Mogan was preaching his gospel of ethnic pride in LOwell years before the ""Roots"craze. He got the idea for the national park in 1963 and has doggedly pursued it ever since.
But hard-headed economic planing and political strategy were supplied in the early '70s when a young Oxford-educated Bostonian, Frank Keefe, became city planning director. Working closely with a "center city committee" of government, business and labor leaders, Keefe began to scratch for every cent of state or federal aid that might be available to revive the town.
Instead of new highways and connectors, Keefe pressed for improving city streets and making them more beautiful with lighting, trees and bike paths. Free architectural services were made available to anyone who'd undertake historic preservation; the city offered to brick the sidewalk in front of any improved building.
Substantial private downtown renovation for offices, apartments, restaurants and shops ensued - perhaps not "the slickest job you've ever seen," Keefe notes, "but with a lot more legitimacy than a lot of government-sponsored urban-renewal historic preservation."
Keefe's planners proposed a downtown state park, based on the canal system. And then Democratic Gov. Michael S. Dukakis, in his first week in office, pledged several million dollars for what may well be the first urban park in the United States.
Soon afterward, Dukakis made Keefe state planing director; together they formulated - using Lowell as a model - the "Massachusetts plan" of city and town revitalization, based on heavy support for the old population centers. The plan has permitted Dukakis to become a persuasive advote with the Carter administration for a national urban policy in which states can play a central role.
There is now so much infectious enthusiasm for recycling and reinvestment in Lowell, Keefe claims, that the national park is not necessary for the city's rejuvenation. "The national park would be more in the national interest than Lowell's," Keefe argues. "This was the first industrial city in America. We honor the first industrial city in America. We honor the political revolution of the Founding Fathers. But what about the Industrial Revolution that transformed American life? It happened in Lowell, and the Lowell model was replicated across the country."
A fascinating story it is: Seeking a powerful source of water power to drive the mills of their "spindle city," Lowell's founders selected a spot where the Merrimack River, flowing southward from the New Hampshire highlands, drops 32 feet.
In 1820 there was no Lowell - only a dozen family farms and a grist mill. Then came great five-and six-story mills along the river and canal banks. The population rose to 6,000 in 1830, to 33,000 by 1850. Lowell became America's greatest textile center.

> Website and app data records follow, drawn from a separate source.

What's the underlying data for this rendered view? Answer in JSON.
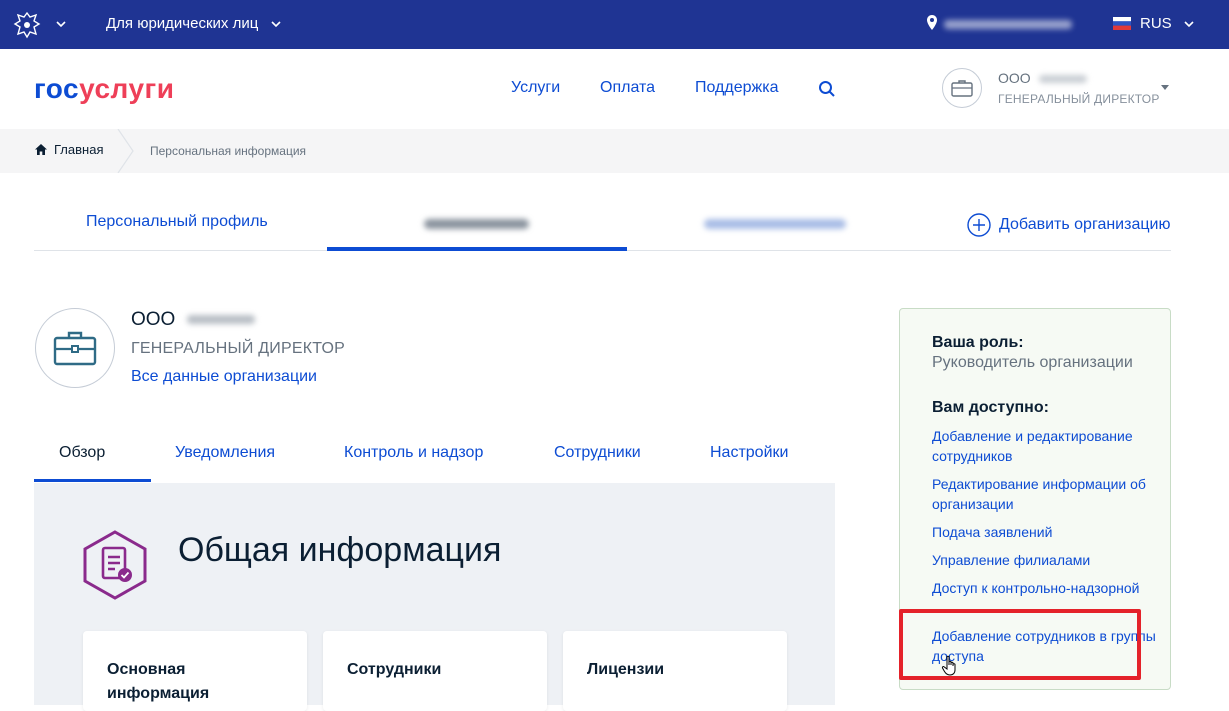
{
  "topbar": {
    "legal_entities_label": "Для юридических лиц",
    "language": "RUS"
  },
  "header": {
    "logo_part1": "гос",
    "logo_part2": "услуги",
    "nav": [
      "Услуги",
      "Оплата",
      "Поддержка"
    ],
    "org_name": "ООО",
    "org_role": "ГЕНЕРАЛЬНЫЙ ДИРЕКТОР"
  },
  "breadcrumb": {
    "home": "Главная",
    "current": "Персональная информация"
  },
  "profile_tabs": {
    "personal": "Персональный профиль",
    "add_org": "Добавить организацию"
  },
  "org": {
    "title": "ООО",
    "position": "ГЕНЕРАЛЬНЫЙ ДИРЕКТОР",
    "all_data_link": "Все данные организации"
  },
  "tabs": [
    "Обзор",
    "Уведомления",
    "Контроль и надзор",
    "Сотрудники",
    "Настройки"
  ],
  "panel": {
    "title": "Общая информация",
    "cards": [
      "Основная информация",
      "Сотрудники",
      "Лицензии"
    ]
  },
  "role_box": {
    "role_heading": "Ваша роль:",
    "role_value": "Руководитель организации",
    "available_heading": "Вам доступно:",
    "links": [
      "Добавление и редактирование сотрудников",
      "Редактирование информации об организации",
      "Подача заявлений",
      "Управление филиалами",
      "Доступ к контрольно-надзорной деятельности",
      "Добавление сотрудников в группы доступа"
    ]
  },
  "colors": {
    "topbar_bg": "#1f3493",
    "link": "#0d4cd3",
    "logo_red": "#ee3f58",
    "highlight": "#e4222a"
  }
}
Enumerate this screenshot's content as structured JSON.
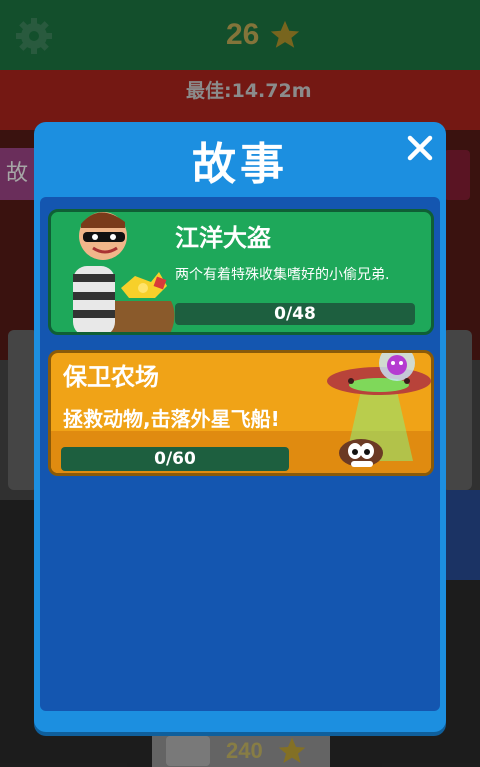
{
  "hud": {
    "score": "26",
    "best_label": "最佳:14.72m",
    "bottom_score": "240"
  },
  "side": {
    "left_tab_label": "故"
  },
  "dialog": {
    "title": "故事",
    "close_icon": "close-icon",
    "stories": [
      {
        "title": "江洋大盗",
        "description": "两个有着特殊收集嗜好的小偷兄弟.",
        "progress_label": "0/48",
        "progress": 0,
        "color": "#1ea85a"
      },
      {
        "title": "保卫农场",
        "description": "拯救动物,击落外星飞船!",
        "progress_label": "0/60",
        "progress": 0,
        "color": "#f0a317"
      }
    ]
  },
  "icons": [
    "gear-icon",
    "star-icon",
    "close-icon",
    "video-icon",
    "thief-illustration",
    "ufo-illustration"
  ],
  "colors": {
    "dialog_bg": "#1c8fe0",
    "dialog_inner": "#1456b0",
    "progress_track": "#1d5f3f"
  }
}
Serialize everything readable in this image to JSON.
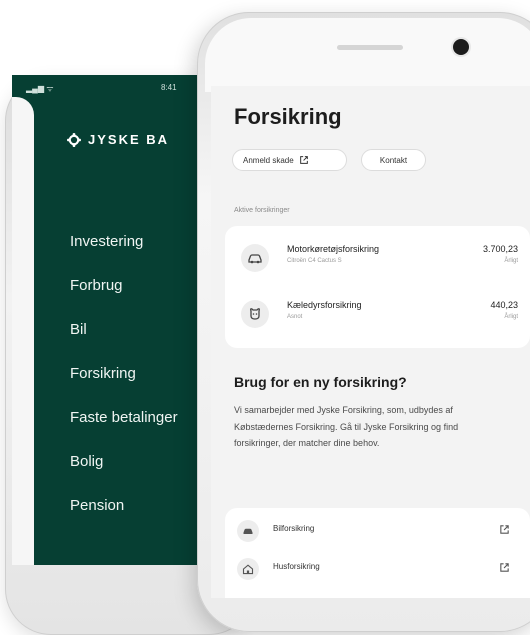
{
  "back_phone": {
    "status_time": "8:41",
    "brand": "JYSKE BA",
    "menu": [
      "Investering",
      "Forbrug",
      "Bil",
      "Forsikring",
      "Faste betalinger",
      "Bolig",
      "Pension"
    ]
  },
  "front_phone": {
    "title": "Forsikring",
    "actions": {
      "report_claim": "Anmeld skade",
      "contact": "Kontakt"
    },
    "active_label": "Aktive forsikringer",
    "policies": [
      {
        "name": "Motorkøretøjsforsikring",
        "sub": "Citroën C4 Cactus S",
        "amount": "3.700,23",
        "period": "Årligt",
        "icon": "car-icon"
      },
      {
        "name": "Kæledyrsforsikring",
        "sub": "Asnot",
        "amount": "440,23",
        "period": "Årligt",
        "icon": "pet-icon"
      }
    ],
    "need_title": "Brug for en ny forsikring?",
    "need_text": "Vi samarbejder med Jyske Forsikring, som, udbydes af Købstædernes Forsikring. Gå til Jyske Forsikring og find forsikringer, der matcher dine behov.",
    "products": [
      {
        "name": "Bilforsikring",
        "icon": "car-icon"
      },
      {
        "name": "Husforsikring",
        "icon": "house-icon"
      }
    ]
  }
}
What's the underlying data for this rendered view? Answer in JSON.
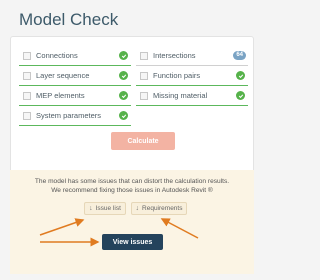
{
  "title": "Model Check",
  "checks": [
    {
      "label": "Connections",
      "status": "ok"
    },
    {
      "label": "Intersections",
      "status": "count",
      "count": "64"
    },
    {
      "label": "Layer sequence",
      "status": "ok"
    },
    {
      "label": "Function pairs",
      "status": "ok"
    },
    {
      "label": "MEP elements",
      "status": "ok"
    },
    {
      "label": "Missing material",
      "status": "ok"
    },
    {
      "label": "System parameters",
      "status": "ok"
    }
  ],
  "calculate_label": "Calculate",
  "info": {
    "line1": "The model has some issues that can distort the calculation results.",
    "line2": "We recommend fixing those issues in Autodesk Revit ®",
    "issue_list_label": "Issue list",
    "requirements_label": "Requirements",
    "view_issues_label": "View issues"
  },
  "colors": {
    "ok": "#56b24a",
    "accent": "#f3b3a3",
    "primary": "#24435c",
    "annotation_arrow": "#e07b20"
  }
}
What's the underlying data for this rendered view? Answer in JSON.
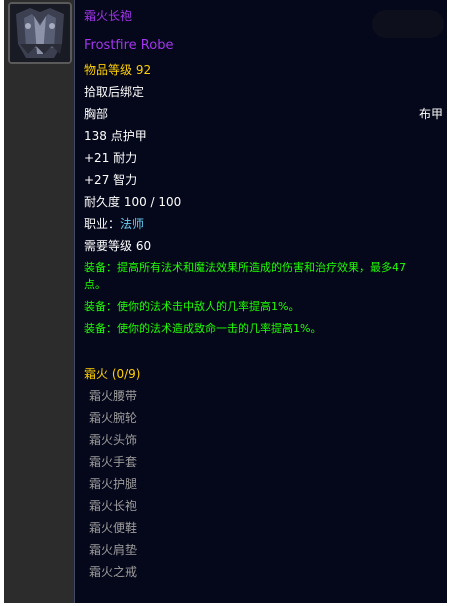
{
  "item": {
    "name_cn": "霜火长袍",
    "name_en": "Frostfire Robe",
    "item_level": "物品等级 92",
    "bind": "拾取后绑定",
    "slot": "胸部",
    "armor_type": "布甲",
    "armor": "138 点护甲",
    "stamina": "+21 耐力",
    "intellect": "+27 智力",
    "durability": "耐久度 100 / 100",
    "class_label": "职业：",
    "class_value": "法师",
    "required_level": "需要等级 60",
    "equip_1_line1": "装备：提高所有法术和魔法效果所造成的伤害和治疗效果，最多47",
    "equip_1_line2": "点。",
    "equip_2": "装备：使你的法术击中敌人的几率提高1%。",
    "equip_3": "装备：使你的法术造成致命一击的几率提高1%。"
  },
  "set": {
    "title": "霜火 (0/9)",
    "pieces": [
      "霜火腰带",
      "霜火腕轮",
      "霜火头饰",
      "霜火手套",
      "霜火护腿",
      "霜火长袍",
      "霜火便鞋",
      "霜火肩垫",
      "霜火之戒"
    ]
  },
  "icon": "robe-icon",
  "colors": {
    "epic": "#a335ee",
    "item_level": "#ffd100",
    "equip": "#1eff00",
    "class_mage": "#69ccf0",
    "set_piece_missing": "#9d9d9d",
    "tooltip_bg": "#05071a"
  }
}
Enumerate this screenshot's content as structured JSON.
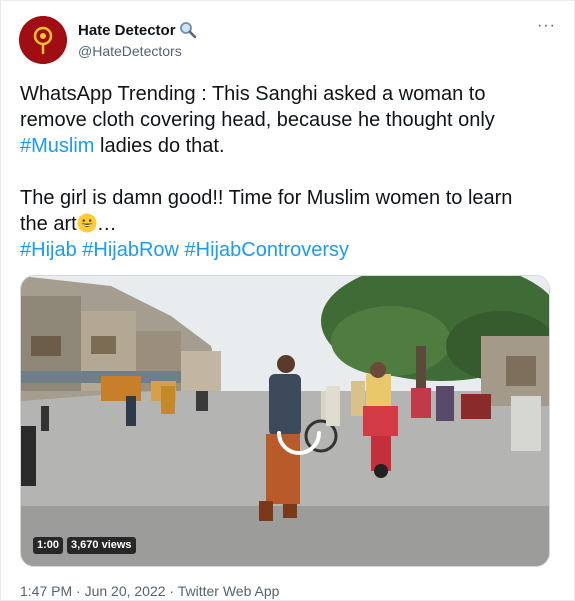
{
  "user": {
    "display_name": "Hate Detector",
    "handle": "@HateDetectors",
    "name_emoji": "magnifying-glass-icon",
    "brand_color": "#a00d12"
  },
  "tweet": {
    "line1": "WhatsApp Trending : This Sanghi asked a woman to",
    "line2": "remove cloth covering head, because he thought only",
    "hashtag_muslim": "#Muslim",
    "line3_rest": " ladies do that.",
    "line4": "The girl is damn good!! Time for Muslim women to learn",
    "line5_start": "the art",
    "line5_emoji": "grinning-face-icon",
    "line5_end": "…",
    "hashtags": [
      "#Hijab",
      "#HijabRow",
      "#HijabControversy"
    ]
  },
  "media": {
    "duration": "1:00",
    "views": "3,670 views"
  },
  "meta": {
    "timestamp": "1:47 PM · Jun 20, 2022 · Twitter Web App"
  },
  "colors": {
    "link": "#1d9bf0",
    "secondary_text": "#536471"
  }
}
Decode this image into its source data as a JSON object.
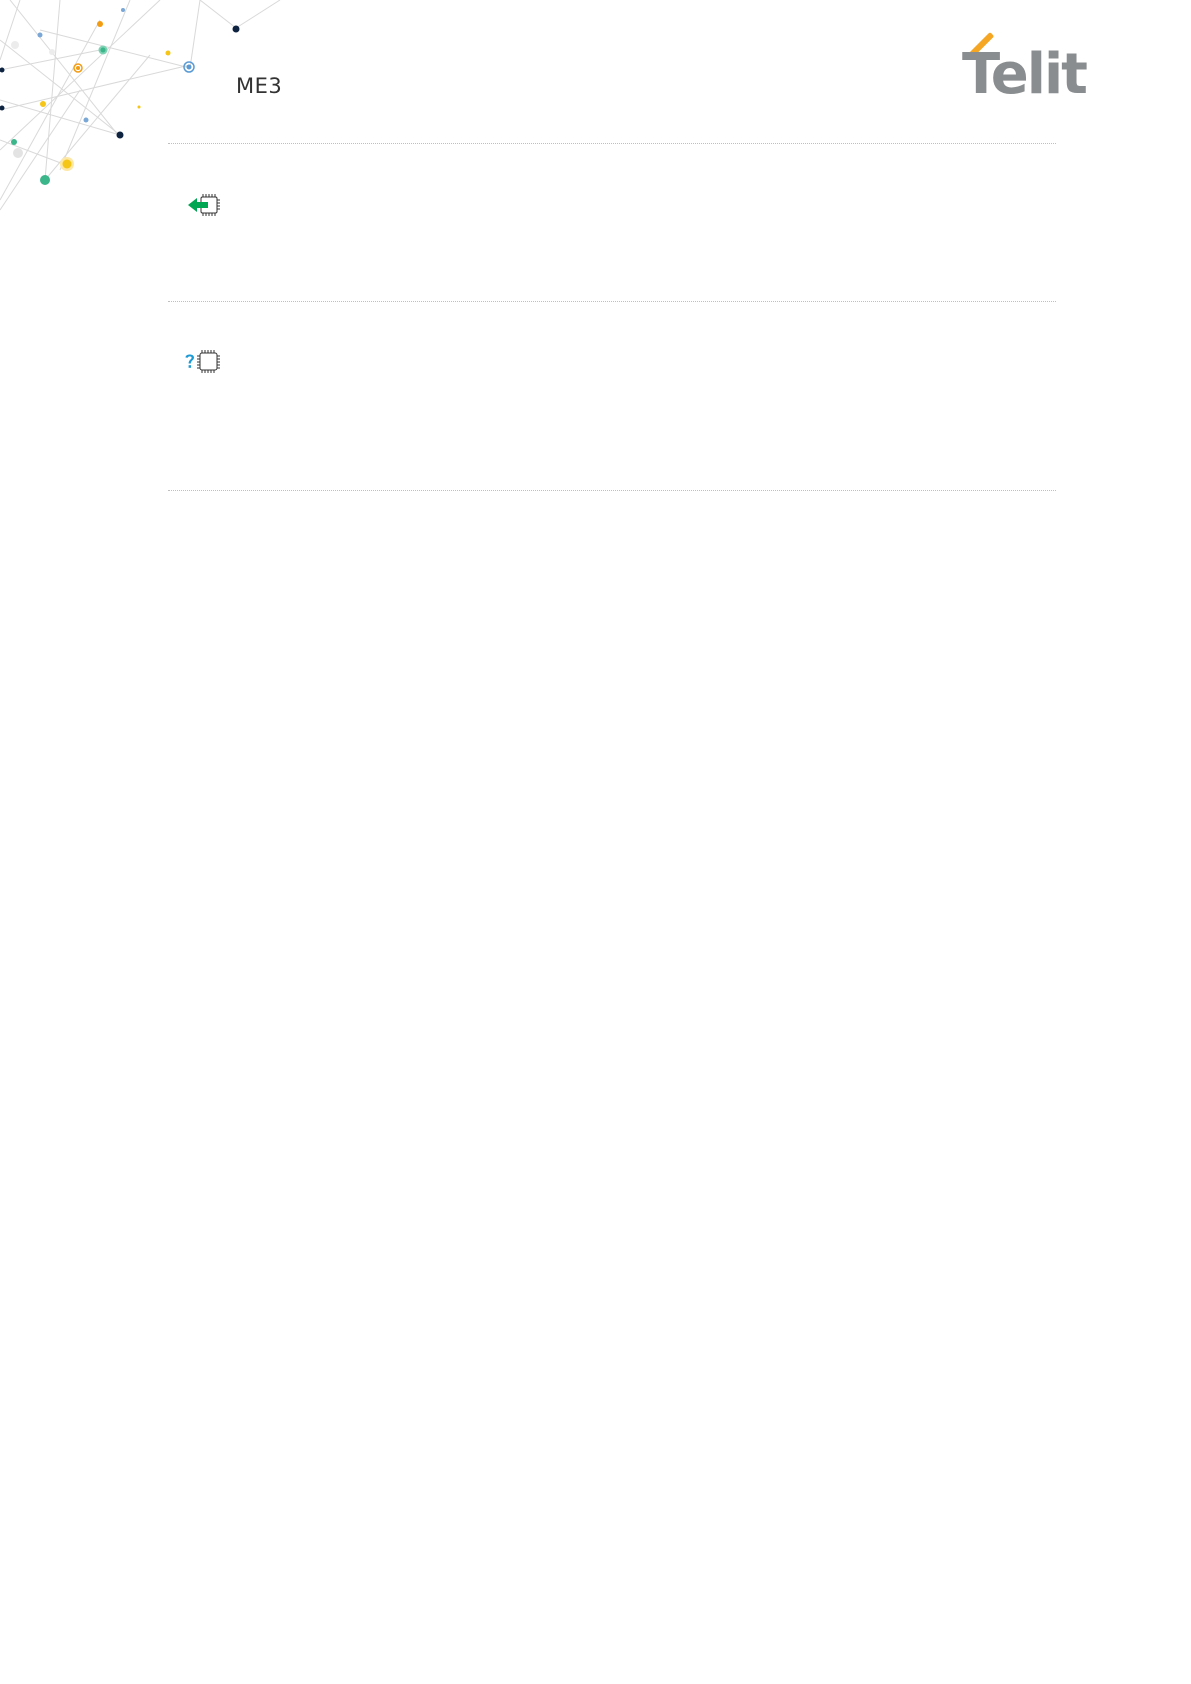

Lowell's founders had a social vision, too. In contrast to the sordid conditions in English mills, they believed an industrial community could be both healthfuland moral. New England girls were recruited to work in the mills, offered concerts and lectures, housed in company boarding houses (strick rules: in by 10 p.m.).
In 20th century eyes, the scheme looks offensively paternalistic, in its time it was utopian, a plan in which Lowell took intense pride.
After the Civil War, Lowell provided jobs for thousands of destitute immigrants. The city encapulates the history of the industrial revolution, of rapid urbanization, of immigration and ethnic diversity in America.
With exhibits, canal boats and tours, a notional park would memorialize the city's rich history. Yet the ultimate fascination of Lowell is with its people - people who suffered much, yet now through a recycling of their past can look to a brighter future.
And if that can happen in a town once viewed as an industrial graveyard, why not anywhere in America?